I generally follow his precepts, with one exception. I keep my ammo in climate controlled environments. That helps me not have to worry about temperature or humidity issues. For me, long term means that I bought the ammo within the last 30 years. Some people have been storing it for a lot longer than that.
Without further ado, here's Birddog's article.
*LONG TERM AMMUNITION STORAGE*
There has been much debate on what is the best way for long term storage of ammo, and while I can’t say it’s wrong to place your ammo in a bucket and suck out all the air and replace it with nitrogen I can say it is a waste of valuable resources.
O.K. if you plan being cryogenically frozen for hundreds of years then maybe. The rest of us just need to know what is the best way to properly store ammo so that it doesn’t degrade over a period of time and that it functions as designed when put into use.
Now. I need to give you some background on how and for what condition ammo is built. Military cartridges are designed so that they can withstand storage temperatures from minus 65 degrees F. to 122 F. So as long as you don’t keep them in an oven you’re fine. They’re made for soldiers to use in battlefield conditions under the most horrible conditions conceivable and still function.
The manufactures (OLIN, Winchester, Remington Etc.) know this and they also know they will lose a big fat Govt contract if they don’t pass this criteria. Here is one for you, the same folks that make 5.56mm make the exact same cartridge and call it a .223 ,change the label and sell it civilian. (Just a note: there are actually some differences, primarily in terms of pressure. Most people don’t know or care about these.)
Same with 308 (7.62 NATO). (Same note above applies)
So now you know that there is hardly any difference between civilian and military ammunition manufacturing. Let’s get down to storage.
Shelf life refers to how long an item can remain in storage and still be functional. Well, all military small arms have an indefinite shelf life. This means as long as it is properly stored it will never go bad. (I’ve fired military surplus from the 1930’s with no trouble. I have read of people firing ammo from the Spanish American War, with no ill effects.)
Service life refers to how long a item can remain in a operating configuration and still be functional. Small arms ammo should be good from anywhere from 6 months to 18 months before you need inspect it. If the ammo has some corrosion on it take some copper wool or steel wool and take it off then it’s good to go unless it is to the stage of pitting, then get rid of it.
Now, most ammo comes in a wooden outer container with metal inner packs that holds the ammo. We store it on at least two inches of dunnage to keep off the floor. It is inspected every five years and then only ten percent is checked for defects and then thrown back into storage for another 5 yrs. (if nothing is wrong). So now what can you do as a civilian to store your ammo?
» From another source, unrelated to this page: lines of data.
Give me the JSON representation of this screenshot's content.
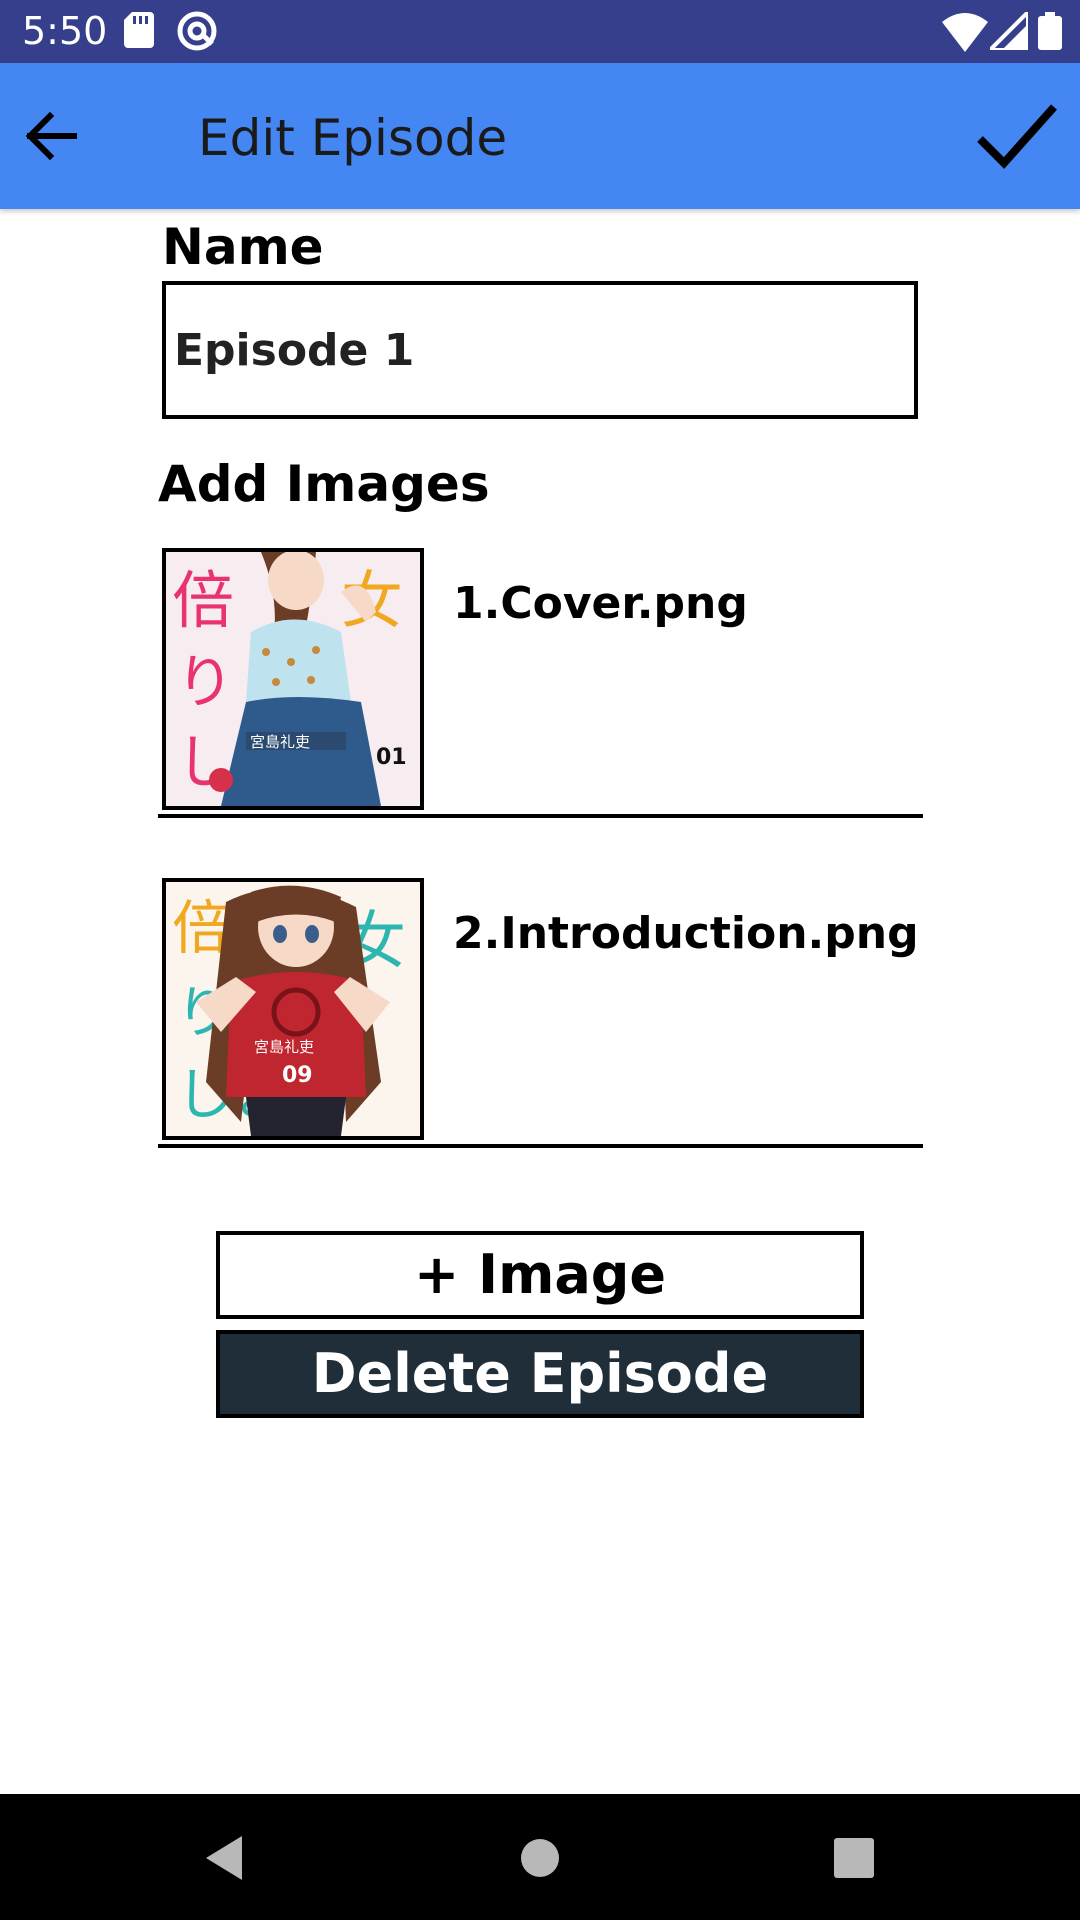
{
  "status_bar": {
    "time": "5:50",
    "icons": [
      "sd-card-icon",
      "at-sign-icon",
      "wifi-icon",
      "cell-signal-icon",
      "battery-icon"
    ]
  },
  "app_bar": {
    "title": "Edit Episode",
    "back_icon": "arrow-back-icon",
    "confirm_icon": "check-icon",
    "background": "#4487f2"
  },
  "form": {
    "name_label": "Name",
    "name_value": "Episode 1",
    "images_label": "Add Images"
  },
  "images": [
    {
      "file_name": "1.Cover.png",
      "cover_number": "01",
      "author": "宮島礼吏"
    },
    {
      "file_name": "2.Introduction.png",
      "cover_number": "09",
      "author": "宮島礼吏"
    }
  ],
  "buttons": {
    "add_image": "+ Image",
    "delete_episode": "Delete Episode"
  },
  "nav_bar": {
    "icons": [
      "nav-back-icon",
      "nav-home-icon",
      "nav-recents-icon"
    ]
  },
  "colors": {
    "status_bar": "#353f8c",
    "delete_button": "#1f2e38"
  }
}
Your number one enemy is moisture, as long as you have a waterproof container you are fine. I use empty 20mm ammunition containers that you can get from any surplus store although PVC pipe will do. Try and keep the cartridges in the original packing and try and keep away from metal to metal contact.
To ensure that the ammo has no moisture I throw in a couple of dehumidifier packages. This is strictly optional as we don’t even do that in the military. Whether it’s military ammo you got at a gun show or 22 shells from K-mart it’s all the same. Before you store it make sure its clean, dry( and wiped off if you touched it) and that’s it! Wow, almost too simple!
You don’t need to vacuum seal it, and you don’t need to store it at any particular temperature just keep it dry and out of the elements and leave it alone. I have been working with munitions for over 11 years, and this how the Army have trained me. I hope this sheds some understanding on storage.